(Data records for software interfaces)
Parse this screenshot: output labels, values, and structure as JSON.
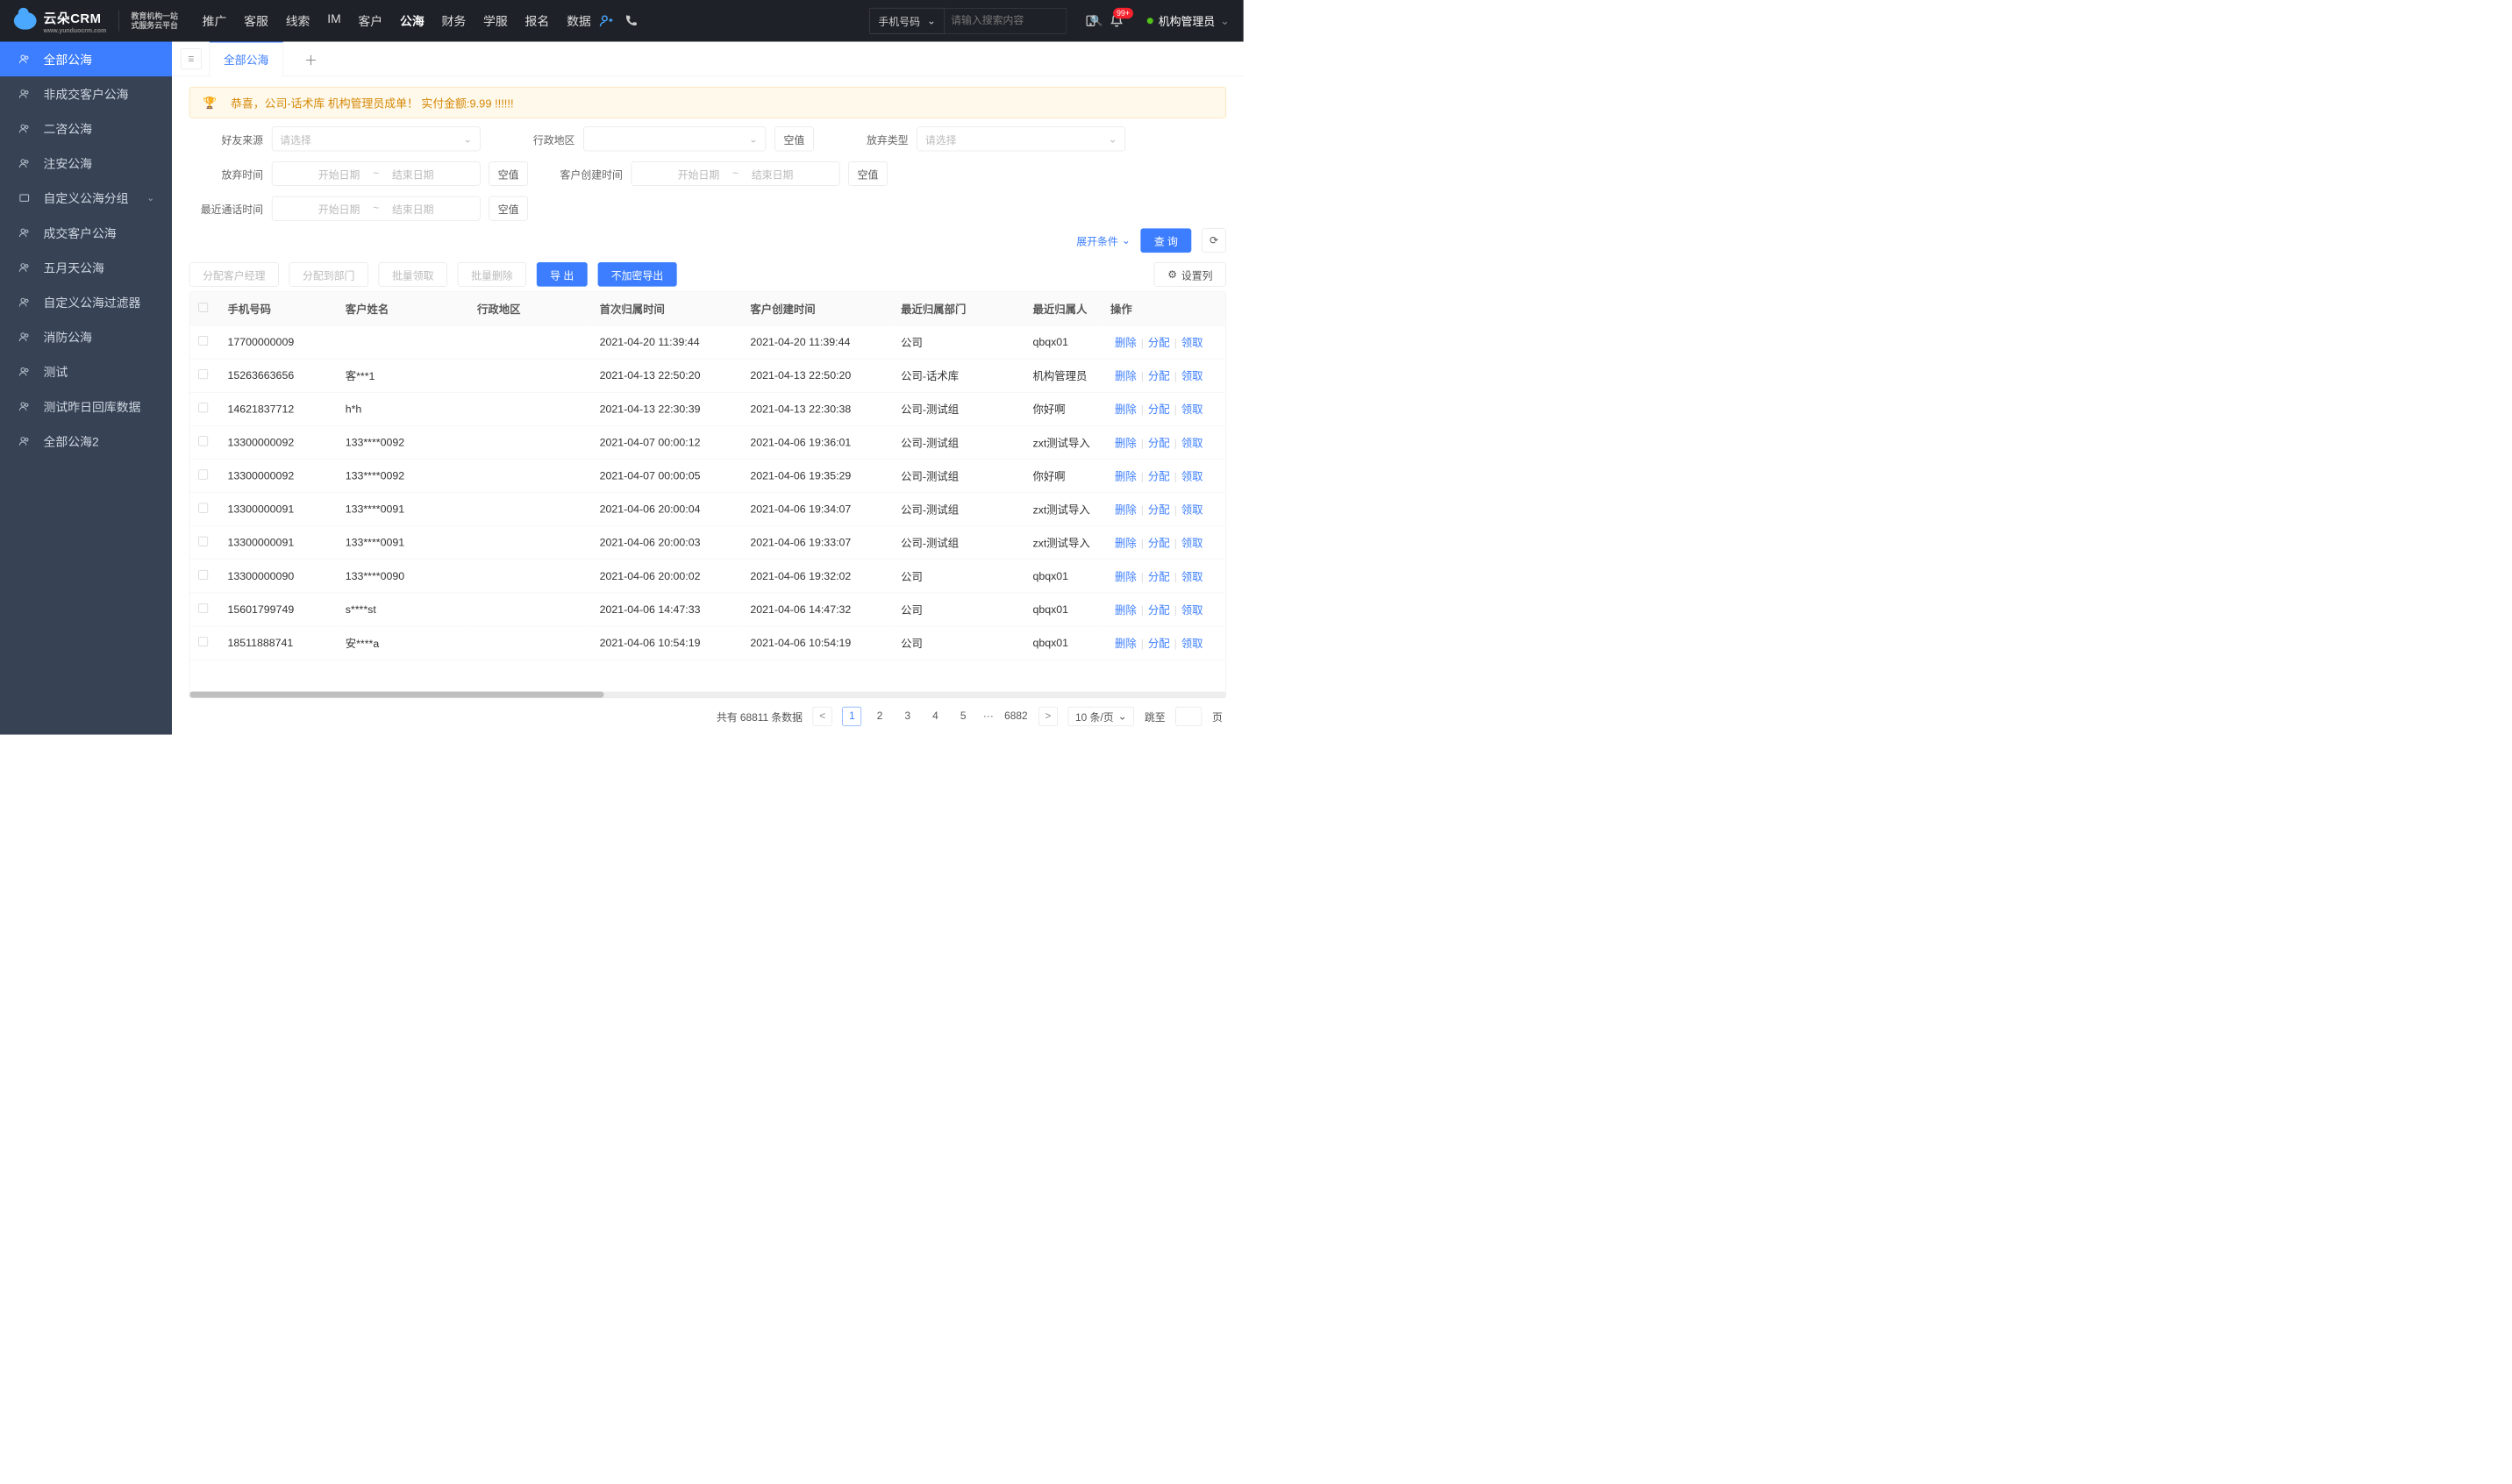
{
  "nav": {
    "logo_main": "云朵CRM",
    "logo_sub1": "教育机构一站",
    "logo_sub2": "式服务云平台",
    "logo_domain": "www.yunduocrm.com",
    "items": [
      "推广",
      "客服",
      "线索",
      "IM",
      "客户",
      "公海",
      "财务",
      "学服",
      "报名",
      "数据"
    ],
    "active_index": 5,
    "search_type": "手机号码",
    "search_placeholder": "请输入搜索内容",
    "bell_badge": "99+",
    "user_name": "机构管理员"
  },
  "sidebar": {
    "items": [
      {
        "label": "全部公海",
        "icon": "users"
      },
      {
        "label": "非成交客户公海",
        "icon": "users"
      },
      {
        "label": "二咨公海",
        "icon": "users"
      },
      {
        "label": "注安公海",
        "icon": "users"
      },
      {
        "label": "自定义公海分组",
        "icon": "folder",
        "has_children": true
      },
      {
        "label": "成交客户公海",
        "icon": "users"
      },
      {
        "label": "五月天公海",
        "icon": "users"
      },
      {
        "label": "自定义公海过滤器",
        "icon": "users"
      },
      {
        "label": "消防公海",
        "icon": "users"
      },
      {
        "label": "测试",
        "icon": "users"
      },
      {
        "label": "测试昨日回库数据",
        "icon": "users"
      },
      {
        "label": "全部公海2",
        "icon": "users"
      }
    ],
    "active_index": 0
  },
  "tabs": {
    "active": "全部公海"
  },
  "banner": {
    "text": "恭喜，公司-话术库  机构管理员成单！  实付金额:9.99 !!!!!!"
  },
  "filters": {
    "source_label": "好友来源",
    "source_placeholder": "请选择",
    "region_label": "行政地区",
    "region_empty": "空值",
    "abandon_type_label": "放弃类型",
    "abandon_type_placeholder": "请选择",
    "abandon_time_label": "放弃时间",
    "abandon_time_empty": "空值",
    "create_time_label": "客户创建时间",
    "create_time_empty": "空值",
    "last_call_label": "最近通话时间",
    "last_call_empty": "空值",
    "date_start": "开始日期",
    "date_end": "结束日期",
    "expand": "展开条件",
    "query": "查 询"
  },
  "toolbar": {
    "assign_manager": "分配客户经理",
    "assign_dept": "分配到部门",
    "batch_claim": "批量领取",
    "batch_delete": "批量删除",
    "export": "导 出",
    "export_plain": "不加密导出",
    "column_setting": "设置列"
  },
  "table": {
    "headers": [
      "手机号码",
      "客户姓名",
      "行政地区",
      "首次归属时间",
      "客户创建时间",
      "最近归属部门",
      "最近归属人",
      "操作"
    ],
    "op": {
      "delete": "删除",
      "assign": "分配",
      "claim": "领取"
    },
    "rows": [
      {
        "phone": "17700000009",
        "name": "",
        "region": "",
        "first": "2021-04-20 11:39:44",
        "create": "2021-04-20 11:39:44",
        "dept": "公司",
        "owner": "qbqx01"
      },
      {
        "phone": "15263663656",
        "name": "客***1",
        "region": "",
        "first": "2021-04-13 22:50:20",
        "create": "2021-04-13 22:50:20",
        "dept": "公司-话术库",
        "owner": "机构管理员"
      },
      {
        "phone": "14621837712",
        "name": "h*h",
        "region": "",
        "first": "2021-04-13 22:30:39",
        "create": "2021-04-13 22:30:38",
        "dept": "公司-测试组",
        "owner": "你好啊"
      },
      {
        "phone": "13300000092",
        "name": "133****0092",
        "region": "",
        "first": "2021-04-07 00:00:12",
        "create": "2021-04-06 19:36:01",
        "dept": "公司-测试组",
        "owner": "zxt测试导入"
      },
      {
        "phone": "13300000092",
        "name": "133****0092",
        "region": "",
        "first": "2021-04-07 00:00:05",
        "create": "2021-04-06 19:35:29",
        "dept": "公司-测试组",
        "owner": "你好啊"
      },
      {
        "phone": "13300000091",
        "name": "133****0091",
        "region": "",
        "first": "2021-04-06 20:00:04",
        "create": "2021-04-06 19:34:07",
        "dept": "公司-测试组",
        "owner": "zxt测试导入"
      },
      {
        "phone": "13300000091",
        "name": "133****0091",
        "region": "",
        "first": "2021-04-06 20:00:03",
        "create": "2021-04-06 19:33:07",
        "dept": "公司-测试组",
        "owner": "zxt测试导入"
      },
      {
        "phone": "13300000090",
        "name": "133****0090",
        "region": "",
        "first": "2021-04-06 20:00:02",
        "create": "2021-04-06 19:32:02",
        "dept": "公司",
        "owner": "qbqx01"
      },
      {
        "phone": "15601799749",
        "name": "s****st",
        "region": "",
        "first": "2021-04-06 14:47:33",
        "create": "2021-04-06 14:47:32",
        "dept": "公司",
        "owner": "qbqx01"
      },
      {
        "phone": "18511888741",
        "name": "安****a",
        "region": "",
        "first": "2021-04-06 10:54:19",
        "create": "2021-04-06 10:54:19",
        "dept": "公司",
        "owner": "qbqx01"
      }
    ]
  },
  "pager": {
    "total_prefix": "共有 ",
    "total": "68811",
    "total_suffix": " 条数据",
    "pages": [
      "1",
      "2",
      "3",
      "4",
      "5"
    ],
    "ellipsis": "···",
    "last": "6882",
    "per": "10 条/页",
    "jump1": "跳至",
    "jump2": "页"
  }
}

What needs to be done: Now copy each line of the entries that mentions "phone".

Written response:
        "phone": "17700000009",
        "phone": "15263663656",
        "phone": "14621837712",
        "phone": "13300000092",
        "phone": "13300000092",
        "phone": "13300000091",
        "phone": "13300000091",
        "phone": "13300000090",
        "phone": "15601799749",
        "phone": "18511888741",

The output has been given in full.